The Food and Agriculture Organisation of the United Nations (FAO) through the Emergency Center for Transboundary Animal Disease (FAO – ECTAD), in collaboration with the Federal Department of Veterinary and Pest Control Services, recently organised a three-day training to improve capacities of relevant stakeholders at the sub-national levels, to curtail the looming Highly Pathogenic Avian Influenza (bird flu) outbreak and other animal diseases as well as their consequences.
The FAO Country Representative in Nigeria H.E. Suffyan Koroma in a statement issued to journalists in Abuja explained that the aim of the training was to enable them carry out in-depth investigation of the source, causes, incidence and prevalence of very infectious animal diseases.

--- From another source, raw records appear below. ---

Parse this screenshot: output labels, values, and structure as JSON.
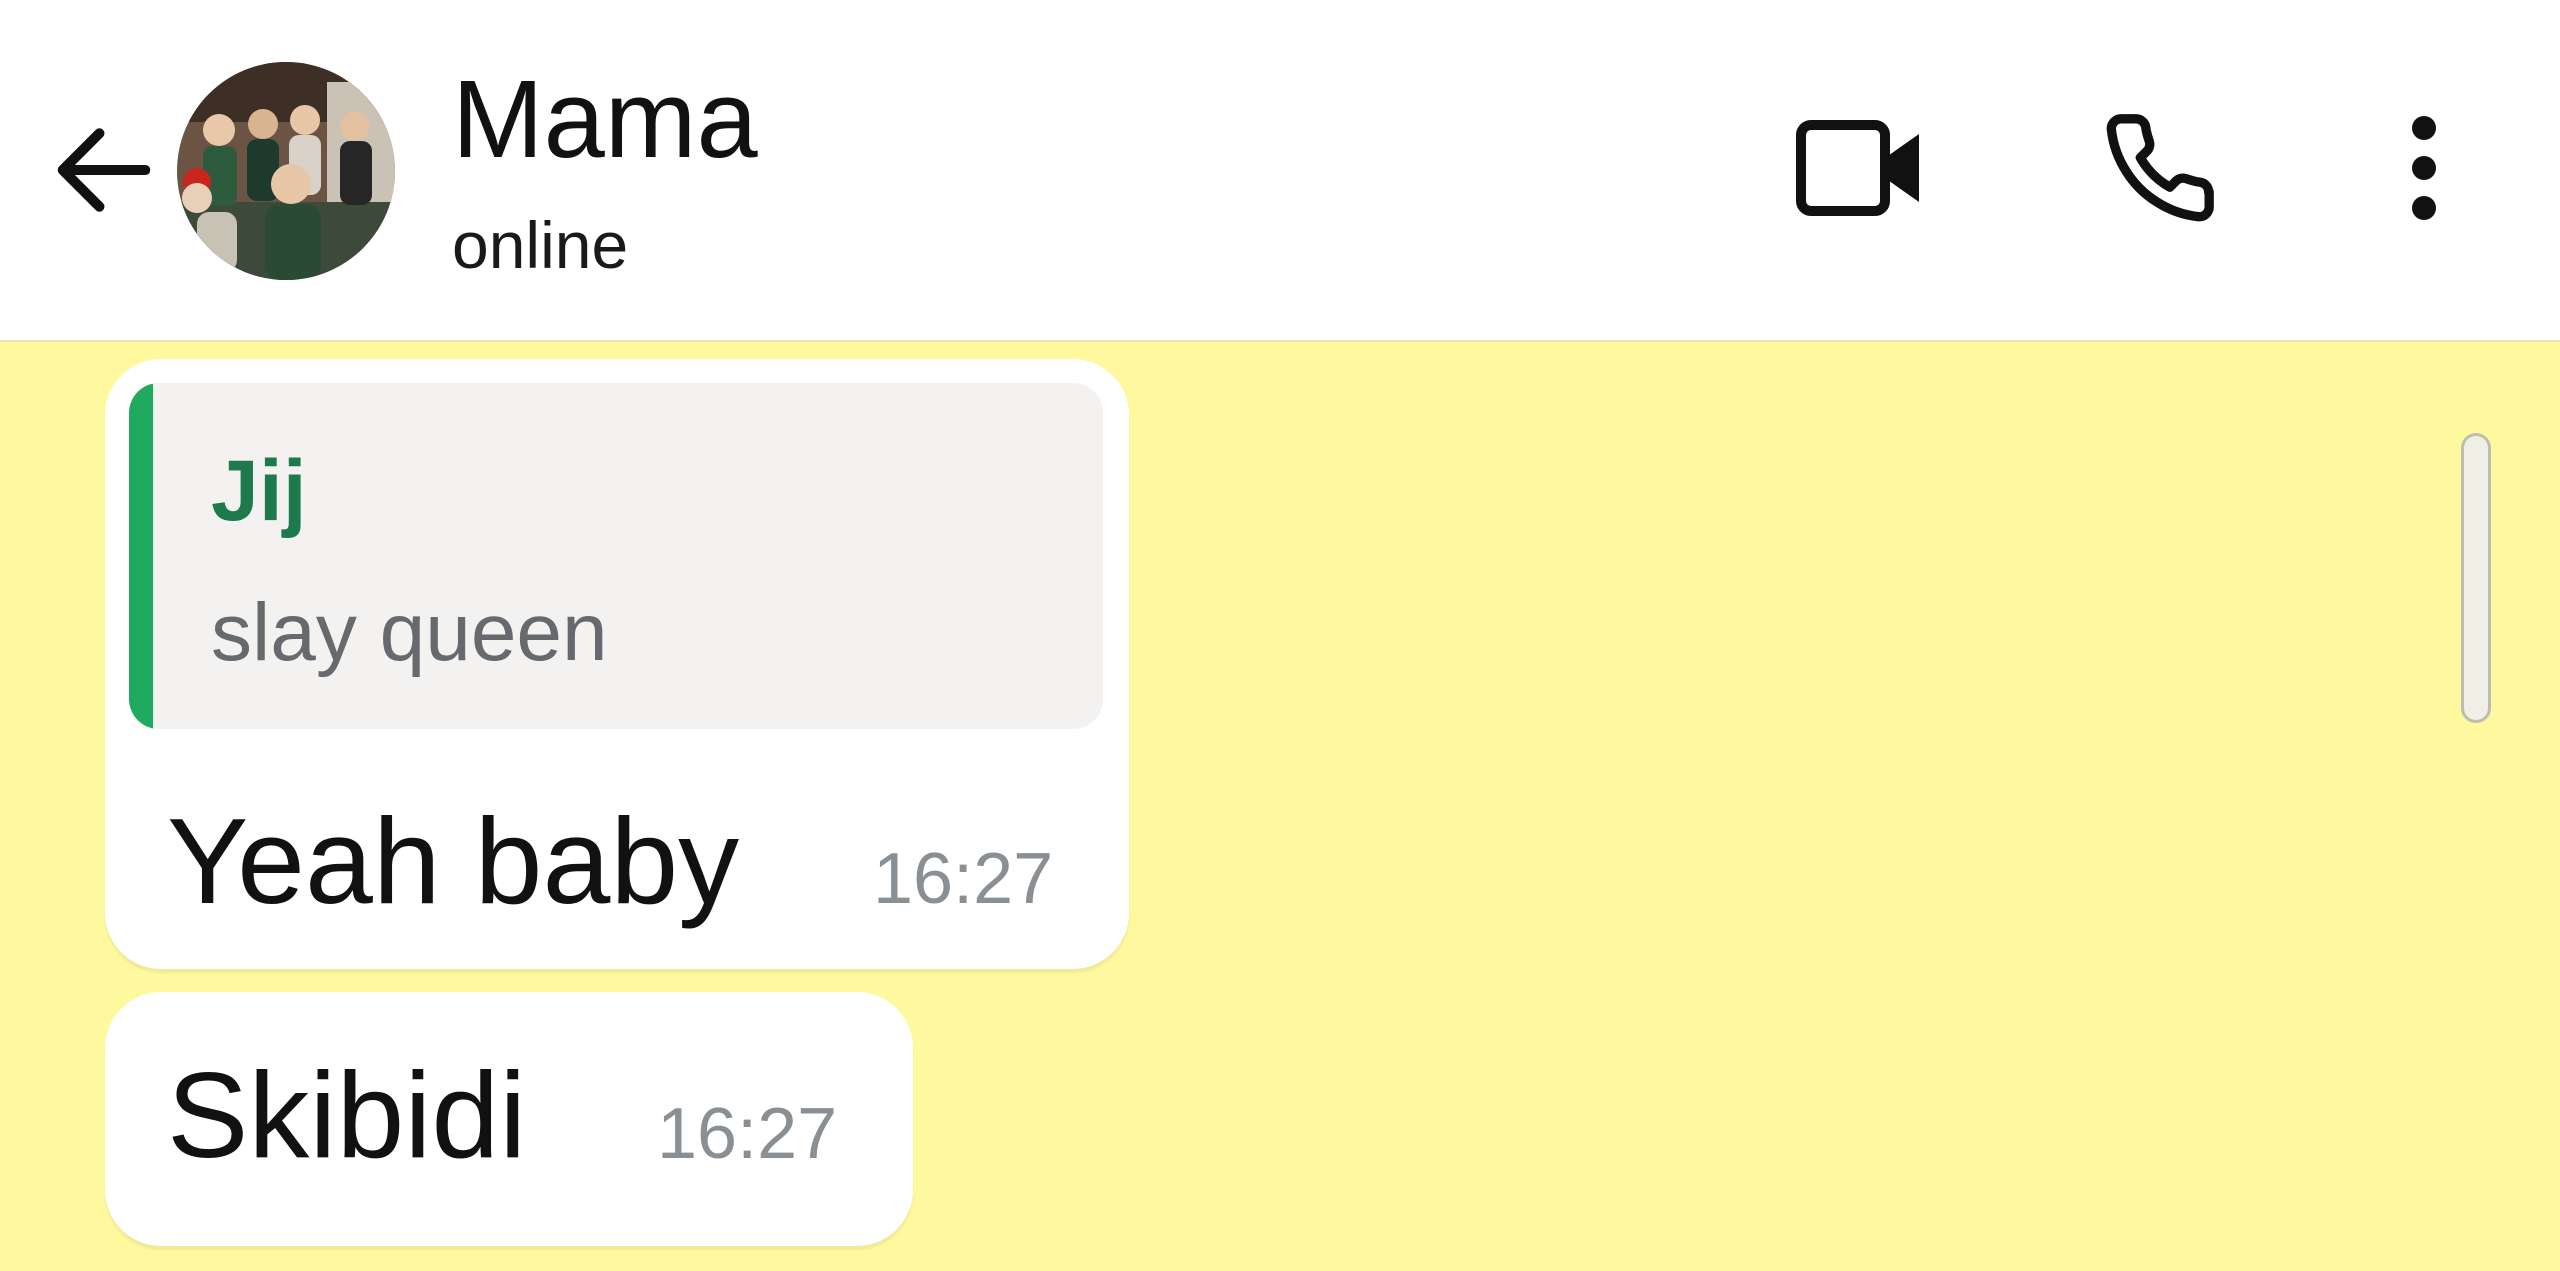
{
  "header": {
    "contact_name": "Mama",
    "status": "online",
    "icons": {
      "back": "arrow-left-icon",
      "video": "video-camera-icon",
      "call": "phone-icon",
      "more": "more-vertical-icon"
    }
  },
  "chat": {
    "background_color": "#fef99f",
    "messages": [
      {
        "quoted": {
          "sender": "Jij",
          "text": "slay queen",
          "accent_color": "#1faa60"
        },
        "text": "Yeah baby",
        "time": "16:27"
      },
      {
        "text": "Skibidi",
        "time": "16:27"
      }
    ]
  }
}
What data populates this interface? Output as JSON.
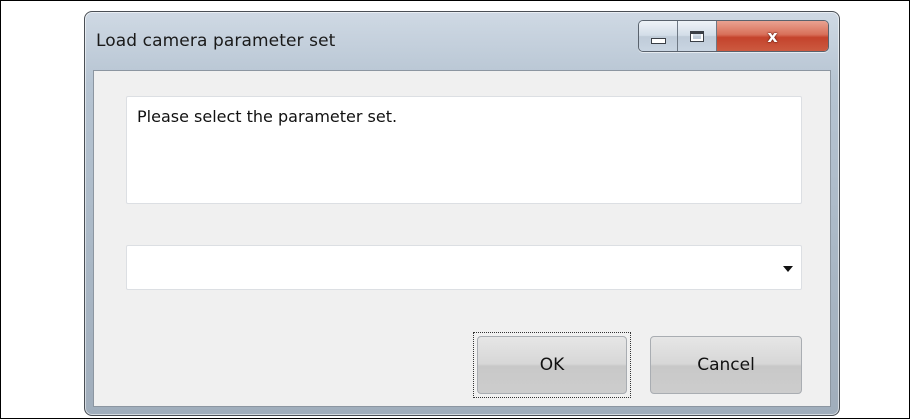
{
  "window": {
    "title": "Load camera parameter set",
    "caption_buttons": {
      "minimize_icon": "minimize-icon",
      "maximize_icon": "maximize-icon",
      "close_icon": "close-icon",
      "close_glyph": "x"
    }
  },
  "dialog": {
    "message": "Please select the parameter set.",
    "parameter_set_select": {
      "selected_value": ""
    },
    "buttons": {
      "ok_label": "OK",
      "cancel_label": "Cancel"
    }
  },
  "colors": {
    "close_button": "#c4432c",
    "window_frame": "#aab8c6",
    "client_background": "#f0f0f0"
  }
}
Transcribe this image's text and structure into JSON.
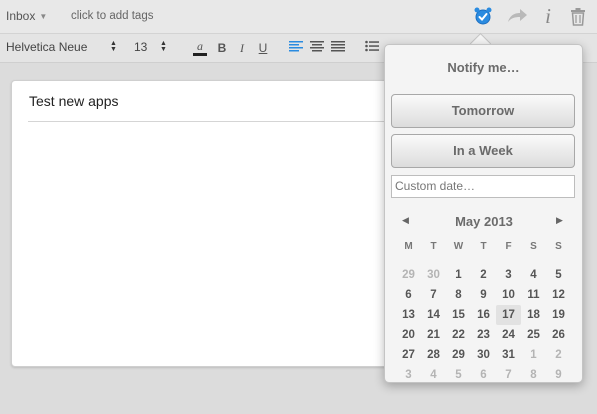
{
  "toolbar": {
    "notebook": "Inbox",
    "tags_placeholder": "click to add tags"
  },
  "format_bar": {
    "font": "Helvetica Neue",
    "size": "13",
    "buttons": [
      "a",
      "B",
      "I",
      "U"
    ]
  },
  "note": {
    "title": "Test new apps"
  },
  "reminder": {
    "title": "Notify me…",
    "tomorrow": "Tomorrow",
    "week": "In a Week",
    "custom_placeholder": "Custom date…",
    "calendar": {
      "month": "May 2013",
      "weekdays": [
        "M",
        "T",
        "W",
        "T",
        "F",
        "S",
        "S"
      ],
      "weeks": [
        [
          "29",
          "30",
          "1",
          "2",
          "3",
          "4",
          "5"
        ],
        [
          "6",
          "7",
          "8",
          "9",
          "10",
          "11",
          "12"
        ],
        [
          "13",
          "14",
          "15",
          "16",
          "17",
          "18",
          "19"
        ],
        [
          "20",
          "21",
          "22",
          "23",
          "24",
          "25",
          "26"
        ],
        [
          "27",
          "28",
          "29",
          "30",
          "31",
          "1",
          "2"
        ],
        [
          "3",
          "4",
          "5",
          "6",
          "7",
          "8",
          "9"
        ]
      ],
      "selected_day": "17"
    }
  },
  "colors": {
    "accent": "#2a8be0"
  }
}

According to the statement, “A total of forty (40) Participants for the training were field veterinary officers from the federal and state service in charge of animal disease control and the medical doctors from Nigeria Center for Disease Control (NCDC) and the Federal Ministry of Health, facilitated by experts from ECTAD Regional Office and the Epi Unit of the Department of veterinary services.
It reads in part; “The training was organised in a bid to acquaint field staff from the veterinary and public health services on how to study and determine the complexities of animal disease, with special focus on avian influenza H5N1 and H5N8 virus.
“In 2016, it was reported that poultry farmers in 26 out of the 37 states in Nigeria experienced the bird flu outbreak that killed nearly four million birds. While other Transboundary Animal Diseases (TAD), like rinderpest, foot and mouth disease had in the past dealt a blow on the livestock sector.
“Collectively but at different times, these affected the nation’s Gross Domestic Product (GDP), threatened national food and nutrition security and caused serious job losses. For the HPAI, though first reported in Kano State, the new strain is easily contagious and more devastating to poultry species. Thus the concern that it may further spiral out of control.”
It further reads, “But more than diseases, other challenges are lack of appropriate policy and regulatory frameworks, fragmented and poorly organised livestock value chains and low capacities for effective animal disease surveillance, detection, preparedness and response to outbreaks, among others.”
While commending the initiative to train the experts, the Chief Veterinary Officer (CVO), Olaniya Alabi, noted that participation from the Ministry of Health and the Nigerian Centre for Disease Control (NCDC) is laudable.
He said; “Working together in the spirit of One Health and good understanding of associated risk factors are very critical for the prevention, effective containment, control, and possibly eradication of major zoonotic diseases.”